Don McLean Says “American Pie” Is Partly A Children’s Song
Don Mclean in an interview with Dan Rather - AXS TV / Youtube
Don McLean says that he initially didn’t get how “American Pie” blew up to be the hit it is, but speculated that it might be due to the fact that it is partly a children’s song.
Most know of the song’s inspiration as the tragic 1959 plane crash that claimed the lives of Buddy Holly, Ritchie Valens and the Big Bopper – which was collectively known in pop culture as “the day music died.” However, McLean said that it was another eye-opening circumstance that happened four years later that urged him to write the song.

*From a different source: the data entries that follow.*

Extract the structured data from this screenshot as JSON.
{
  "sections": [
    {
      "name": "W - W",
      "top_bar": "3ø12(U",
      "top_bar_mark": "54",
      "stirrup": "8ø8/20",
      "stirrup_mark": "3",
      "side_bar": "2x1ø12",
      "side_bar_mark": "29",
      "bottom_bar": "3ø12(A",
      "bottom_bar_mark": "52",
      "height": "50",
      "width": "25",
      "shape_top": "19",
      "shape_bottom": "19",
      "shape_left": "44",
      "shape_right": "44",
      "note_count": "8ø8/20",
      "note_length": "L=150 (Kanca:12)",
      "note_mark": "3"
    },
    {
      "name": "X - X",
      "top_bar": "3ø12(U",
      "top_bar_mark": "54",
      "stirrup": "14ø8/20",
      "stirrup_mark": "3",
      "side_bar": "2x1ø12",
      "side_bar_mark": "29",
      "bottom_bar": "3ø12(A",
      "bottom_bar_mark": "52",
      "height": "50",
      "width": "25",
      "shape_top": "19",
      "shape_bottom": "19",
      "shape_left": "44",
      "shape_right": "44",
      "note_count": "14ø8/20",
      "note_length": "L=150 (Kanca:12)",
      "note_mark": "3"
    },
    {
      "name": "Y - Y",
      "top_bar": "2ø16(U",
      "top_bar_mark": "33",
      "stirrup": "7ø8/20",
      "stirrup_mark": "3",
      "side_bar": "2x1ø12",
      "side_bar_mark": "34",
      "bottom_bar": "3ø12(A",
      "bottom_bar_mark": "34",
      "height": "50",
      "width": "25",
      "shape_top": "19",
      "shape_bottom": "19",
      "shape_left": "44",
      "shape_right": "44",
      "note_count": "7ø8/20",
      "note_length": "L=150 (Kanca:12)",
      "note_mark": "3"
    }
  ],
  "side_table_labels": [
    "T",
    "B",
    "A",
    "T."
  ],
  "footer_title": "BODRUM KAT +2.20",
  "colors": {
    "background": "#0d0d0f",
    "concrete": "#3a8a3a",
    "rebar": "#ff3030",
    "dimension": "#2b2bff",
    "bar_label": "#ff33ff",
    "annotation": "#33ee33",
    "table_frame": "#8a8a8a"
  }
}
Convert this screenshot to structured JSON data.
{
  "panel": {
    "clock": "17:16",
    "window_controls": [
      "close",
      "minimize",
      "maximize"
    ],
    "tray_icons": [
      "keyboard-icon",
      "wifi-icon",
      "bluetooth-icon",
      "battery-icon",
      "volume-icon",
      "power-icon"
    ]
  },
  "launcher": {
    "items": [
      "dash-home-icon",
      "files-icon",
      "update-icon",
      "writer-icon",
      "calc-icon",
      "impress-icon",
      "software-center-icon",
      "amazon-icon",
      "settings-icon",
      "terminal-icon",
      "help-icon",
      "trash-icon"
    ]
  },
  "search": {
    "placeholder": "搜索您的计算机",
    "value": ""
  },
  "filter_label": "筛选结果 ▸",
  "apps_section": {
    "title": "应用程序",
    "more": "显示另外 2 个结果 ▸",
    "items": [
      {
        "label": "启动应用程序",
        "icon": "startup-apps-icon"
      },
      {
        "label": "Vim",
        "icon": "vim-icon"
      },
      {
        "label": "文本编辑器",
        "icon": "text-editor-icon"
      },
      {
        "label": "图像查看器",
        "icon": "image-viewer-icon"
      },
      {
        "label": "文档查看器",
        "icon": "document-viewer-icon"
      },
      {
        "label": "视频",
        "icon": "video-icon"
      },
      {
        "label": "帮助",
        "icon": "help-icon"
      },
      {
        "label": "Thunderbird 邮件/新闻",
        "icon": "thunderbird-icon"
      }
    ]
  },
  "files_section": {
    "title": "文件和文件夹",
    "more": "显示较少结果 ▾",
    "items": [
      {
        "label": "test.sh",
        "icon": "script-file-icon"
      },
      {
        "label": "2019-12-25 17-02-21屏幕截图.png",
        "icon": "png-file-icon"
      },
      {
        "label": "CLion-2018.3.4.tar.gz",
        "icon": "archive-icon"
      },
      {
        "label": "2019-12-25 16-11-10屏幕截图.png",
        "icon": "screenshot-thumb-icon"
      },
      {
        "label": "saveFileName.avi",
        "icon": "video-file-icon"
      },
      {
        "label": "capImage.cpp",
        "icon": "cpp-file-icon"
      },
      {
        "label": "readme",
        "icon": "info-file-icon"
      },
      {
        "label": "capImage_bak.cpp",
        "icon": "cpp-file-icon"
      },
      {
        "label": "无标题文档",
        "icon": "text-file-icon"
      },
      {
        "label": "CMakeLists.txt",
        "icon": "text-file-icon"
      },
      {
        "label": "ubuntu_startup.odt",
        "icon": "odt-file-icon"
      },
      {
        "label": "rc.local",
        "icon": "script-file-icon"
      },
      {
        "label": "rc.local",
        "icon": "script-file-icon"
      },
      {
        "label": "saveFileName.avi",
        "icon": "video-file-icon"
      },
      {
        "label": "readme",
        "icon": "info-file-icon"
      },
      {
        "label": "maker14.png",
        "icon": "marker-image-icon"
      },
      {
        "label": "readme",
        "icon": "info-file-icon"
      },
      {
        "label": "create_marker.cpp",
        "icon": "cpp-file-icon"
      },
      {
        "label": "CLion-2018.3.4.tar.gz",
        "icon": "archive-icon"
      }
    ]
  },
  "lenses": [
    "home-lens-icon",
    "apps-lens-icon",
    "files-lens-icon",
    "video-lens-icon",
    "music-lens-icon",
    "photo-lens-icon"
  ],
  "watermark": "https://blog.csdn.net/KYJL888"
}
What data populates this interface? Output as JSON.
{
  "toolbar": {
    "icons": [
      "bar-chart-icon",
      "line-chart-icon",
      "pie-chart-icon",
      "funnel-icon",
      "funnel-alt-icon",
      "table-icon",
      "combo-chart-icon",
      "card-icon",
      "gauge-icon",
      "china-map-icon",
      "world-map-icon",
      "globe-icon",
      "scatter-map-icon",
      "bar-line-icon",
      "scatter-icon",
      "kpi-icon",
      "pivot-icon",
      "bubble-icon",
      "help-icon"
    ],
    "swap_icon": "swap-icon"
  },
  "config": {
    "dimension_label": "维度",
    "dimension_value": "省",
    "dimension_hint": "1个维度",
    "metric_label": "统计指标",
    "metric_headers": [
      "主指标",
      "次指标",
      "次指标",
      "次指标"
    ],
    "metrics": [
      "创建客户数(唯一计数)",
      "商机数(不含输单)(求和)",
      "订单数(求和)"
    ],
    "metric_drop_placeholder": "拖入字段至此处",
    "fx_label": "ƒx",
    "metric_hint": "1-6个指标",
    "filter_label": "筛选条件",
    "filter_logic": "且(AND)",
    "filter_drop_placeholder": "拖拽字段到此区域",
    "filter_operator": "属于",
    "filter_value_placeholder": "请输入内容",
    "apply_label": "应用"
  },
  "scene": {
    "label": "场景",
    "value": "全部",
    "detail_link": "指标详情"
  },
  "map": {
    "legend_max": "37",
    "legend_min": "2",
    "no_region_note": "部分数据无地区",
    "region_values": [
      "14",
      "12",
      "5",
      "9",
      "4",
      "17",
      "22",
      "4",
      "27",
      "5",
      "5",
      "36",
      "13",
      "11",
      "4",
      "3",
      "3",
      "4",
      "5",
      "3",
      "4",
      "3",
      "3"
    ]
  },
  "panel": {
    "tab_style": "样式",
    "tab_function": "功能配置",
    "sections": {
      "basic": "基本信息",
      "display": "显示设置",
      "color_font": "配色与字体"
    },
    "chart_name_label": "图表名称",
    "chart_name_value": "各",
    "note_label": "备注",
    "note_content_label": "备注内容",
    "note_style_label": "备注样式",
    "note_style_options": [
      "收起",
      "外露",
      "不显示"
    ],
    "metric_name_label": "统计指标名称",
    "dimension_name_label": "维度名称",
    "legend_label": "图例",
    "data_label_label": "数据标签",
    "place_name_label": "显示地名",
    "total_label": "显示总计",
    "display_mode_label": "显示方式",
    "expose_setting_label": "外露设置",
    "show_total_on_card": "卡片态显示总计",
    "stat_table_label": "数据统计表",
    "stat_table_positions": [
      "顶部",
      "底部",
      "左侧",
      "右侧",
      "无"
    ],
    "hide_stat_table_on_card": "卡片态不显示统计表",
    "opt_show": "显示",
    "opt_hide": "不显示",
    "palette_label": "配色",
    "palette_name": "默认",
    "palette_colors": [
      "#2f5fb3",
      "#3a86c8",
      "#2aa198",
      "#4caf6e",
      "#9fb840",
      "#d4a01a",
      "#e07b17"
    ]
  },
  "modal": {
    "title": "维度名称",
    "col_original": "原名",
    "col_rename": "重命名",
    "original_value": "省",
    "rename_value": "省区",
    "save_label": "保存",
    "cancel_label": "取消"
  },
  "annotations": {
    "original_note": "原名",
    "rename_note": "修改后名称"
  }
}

On AXS’ The Big Interview, host Dan Rather asked about the song becoming a “cultural flash point” about how America was going downhill then. “Well, I was seeing that. To me, when Kennedy was killed, all bets were off. It was a much bigger event than 9/11, which was a huge event. It was the beginning of Americans being in doubt about what they believed in and who they were. That was huge,” he responded.
He followed it up by saying that an “anything-goes philosophy” has been running rampant over the past years, leading the country to the state of “decadence” it is in today. “Civility has disappeared. I’m a crazy guy. I can be a hundred different people, but I like civility,” he added.
McLean can’t explain how the song has been a cultural phenomenon for over the past half of the century, saying, “I don’t know. There are so many aspects to it. You’ll see different parts of it used all over. People use it for parodies, kids sing it, children grow up with it because on a certain level it’s a children’s song.”
“It’s one of these sort of mythical-type folk songs. The poetry is a little bit obscure, but it’s not completely unknowable — it’s pretty understandable. It’s meant to be, because it’s really a dream,” he added.